Wilson added that out of the 11 studies he and colleagues conducted on alone time, the results all indicated the majority of people preferred an external activity to doing absolutely nothing, even if the environment was designed to be peaceful and comfortable. The preference was the same regardless of an individual’s age, and while study participants indicated even if they enjoyed the alone time, it was more difficult to concentrate with no music, phone, book, or similar quiet activity.
In fact, without any activity to pass the time, most people said it was not enjoyable.
“That was surprising that even older people did not show any particular fondness for being alone thinking,” said Wilson. “We found that about a third admitted that they had ‘cheated’ at home by engaging in some activity, such as listening to music or using a cell phone, or leaving their chair. And they didn’t enjoy this experience any more at home than at the lab.”
Not surprisingly, the experience of alone time was only enjoyable when people were given a quiet activity, but this also encouraged researchers to ask the question: “Would they rather do an unpleasant activity than no activity at all?”
The answer was yes; many people would rather do something unpleasant, like self-administer electric shocks. The majority of these individuals, however, were men, and researchers explained this was likely because men tend to seek “sensations” to pass the time whereas women are content with activities like reading.
“What is striking,” the investigators write, “is that simply being alone with their own thoughts for 15 minutes was apparently so aversive that it drove many participants to self-administer an electric shock that they had earlier said they would pay to avoid.”
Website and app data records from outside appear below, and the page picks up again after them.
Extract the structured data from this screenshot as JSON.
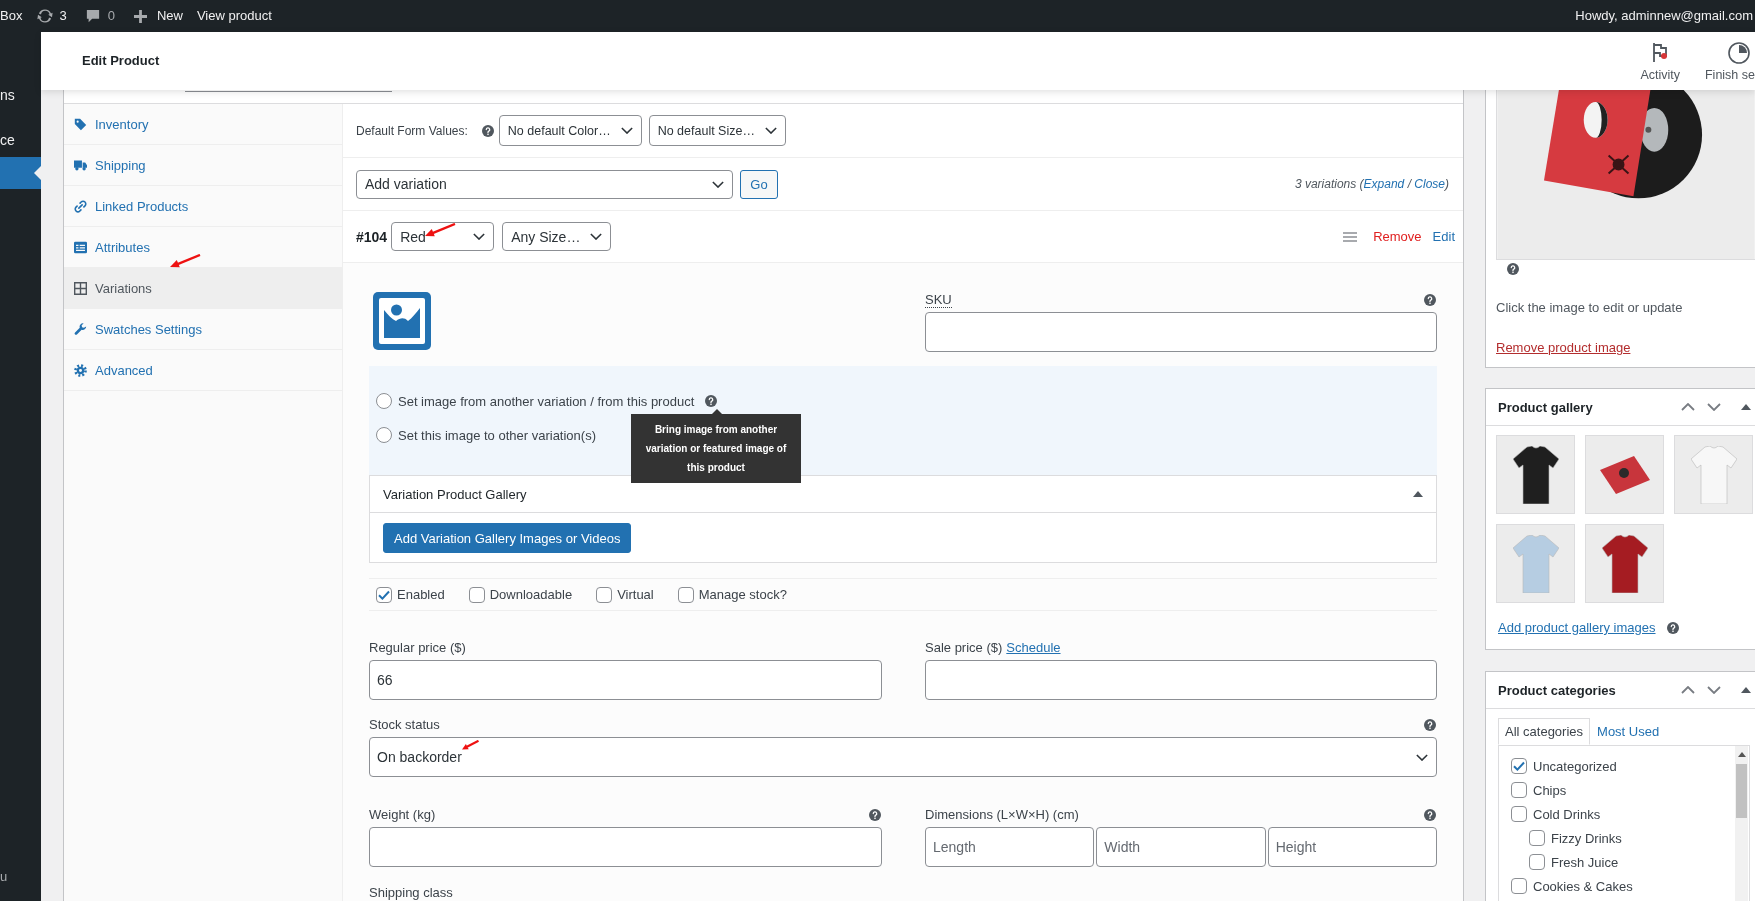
{
  "admin_bar": {
    "site": "Box",
    "updates": "3",
    "comments": "0",
    "new": "New",
    "view": "View product",
    "account": "Howdy, adminnew@gmail.com"
  },
  "admin_menu": {
    "items": [
      {
        "label": "ns",
        "selected": false
      },
      {
        "label": "ce",
        "selected": false
      },
      {
        "selected": true
      }
    ],
    "collapse": "u"
  },
  "header": {
    "title": "Edit Product",
    "actions": [
      {
        "kind": "activity",
        "label": "Activity",
        "unread": true
      },
      {
        "kind": "setup",
        "label": "Finish se"
      }
    ]
  },
  "product_data": {
    "tabs": [
      {
        "kind": "inventory",
        "label": "Inventory",
        "selected": false,
        "pointer_arrow": false
      },
      {
        "kind": "shipping",
        "label": "Shipping",
        "selected": false,
        "pointer_arrow": false
      },
      {
        "kind": "linked",
        "label": "Linked Products",
        "selected": false,
        "pointer_arrow": false
      },
      {
        "kind": "attributes",
        "label": "Attributes",
        "selected": false,
        "pointer_arrow": false
      },
      {
        "kind": "variations",
        "label": "Variations",
        "selected": true,
        "pointer_arrow": true
      },
      {
        "kind": "swatches",
        "label": "Swatches Settings",
        "selected": false,
        "pointer_arrow": false
      },
      {
        "kind": "advanced",
        "label": "Advanced",
        "selected": false,
        "pointer_arrow": false
      }
    ],
    "default_values": {
      "label": "Default Form Values:",
      "help": true,
      "selects": [
        "No default Color…",
        "No default Size…"
      ]
    },
    "bulk_actions": {
      "select": "Add variation",
      "button": "Go",
      "summary": [
        {
          "kind": "text",
          "text": "3 variations ("
        },
        {
          "kind": "link",
          "text": "Expand"
        },
        {
          "kind": "text",
          "text": " / "
        },
        {
          "kind": "link",
          "text": "Close"
        },
        {
          "kind": "text",
          "text": ")"
        }
      ]
    },
    "variation": {
      "number": "#104",
      "attributes": [
        {
          "value": "Red",
          "pointer_arrow": true
        },
        {
          "value": "Any Size…",
          "pointer_arrow": false
        }
      ],
      "remove": "Remove",
      "edit": "Edit",
      "sku": {
        "label": "SKU",
        "help": true
      },
      "image_options": [
        {
          "label": "Set image from another variation / from this product",
          "selected": false,
          "help": true
        },
        {
          "label": "Set this image to other variation(s)",
          "selected": false,
          "help": false
        }
      ],
      "tooltip": "Bring image from another variation or featured image of this product",
      "gallery": {
        "title": "Variation Product Gallery",
        "expanded": true,
        "button": "Add Variation Gallery Images or Videos"
      },
      "options": [
        {
          "label": "Enabled",
          "checked": true
        },
        {
          "label": "Downloadable",
          "checked": false
        },
        {
          "label": "Virtual",
          "checked": false
        },
        {
          "label": "Manage stock?",
          "checked": false
        }
      ],
      "rows": [
        [
          {
            "kind": "text",
            "label": "Regular price ($)",
            "value": "66",
            "help": false,
            "pointer_arrow": false
          },
          {
            "kind": "text",
            "label": "Sale price ($)",
            "link": "Schedule",
            "help": false,
            "pointer_arrow": false
          }
        ],
        [
          {
            "kind": "select",
            "label": "Stock status",
            "value": "On backorder",
            "help": true,
            "pointer_arrow": true
          }
        ],
        [
          {
            "kind": "text",
            "label": "Weight (kg)",
            "help": true,
            "pointer_arrow": false
          },
          {
            "kind": "dimensions",
            "label": "Dimensions (L×W×H) (cm)",
            "help": true,
            "pointer_arrow": false,
            "inputs": [
              {
                "placeholder": "Length"
              },
              {
                "placeholder": "Width"
              },
              {
                "placeholder": "Height"
              }
            ]
          }
        ],
        [
          {
            "kind": "label",
            "label": "Shipping class",
            "help": false,
            "pointer_arrow": false
          }
        ]
      ]
    }
  },
  "sidebar": {
    "product_image": {
      "help": true,
      "hint": "Click the image to edit or update",
      "remove": "Remove product image"
    },
    "product_gallery": {
      "title": "Product gallery",
      "expanded": true,
      "images": [
        {
          "kind": "tshirt",
          "color": "#1f1f1f"
        },
        {
          "kind": "poster",
          "color": "#c8353c"
        },
        {
          "kind": "tshirt",
          "color": "#f7f7f7"
        },
        {
          "kind": "tshirt",
          "color": "#b6cde2"
        },
        {
          "kind": "tshirt",
          "color": "#a51c22"
        }
      ],
      "add": "Add product gallery images",
      "help": true
    },
    "product_categories": {
      "title": "Product categories",
      "expanded": true,
      "tabs": [
        {
          "label": "All categories",
          "selected": true
        },
        {
          "label": "Most Used",
          "selected": false
        }
      ],
      "items": [
        {
          "label": "Uncategorized",
          "checked": true
        },
        {
          "label": "Chips",
          "checked": false
        },
        {
          "label": "Cold Drinks",
          "checked": false,
          "children": [
            {
              "label": "Fizzy Drinks",
              "checked": false
            },
            {
              "label": "Fresh Juice",
              "checked": false
            }
          ]
        },
        {
          "label": "Cookies & Cakes",
          "checked": false
        }
      ]
    }
  }
}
“The mind is designed to engage with the world,” added Wilson. “Even when we are by ourselves, our focus usually is on the outside world. And without training in meditation or thought-control techniques, which still are difficult, most people would prefer to engage in external activities.”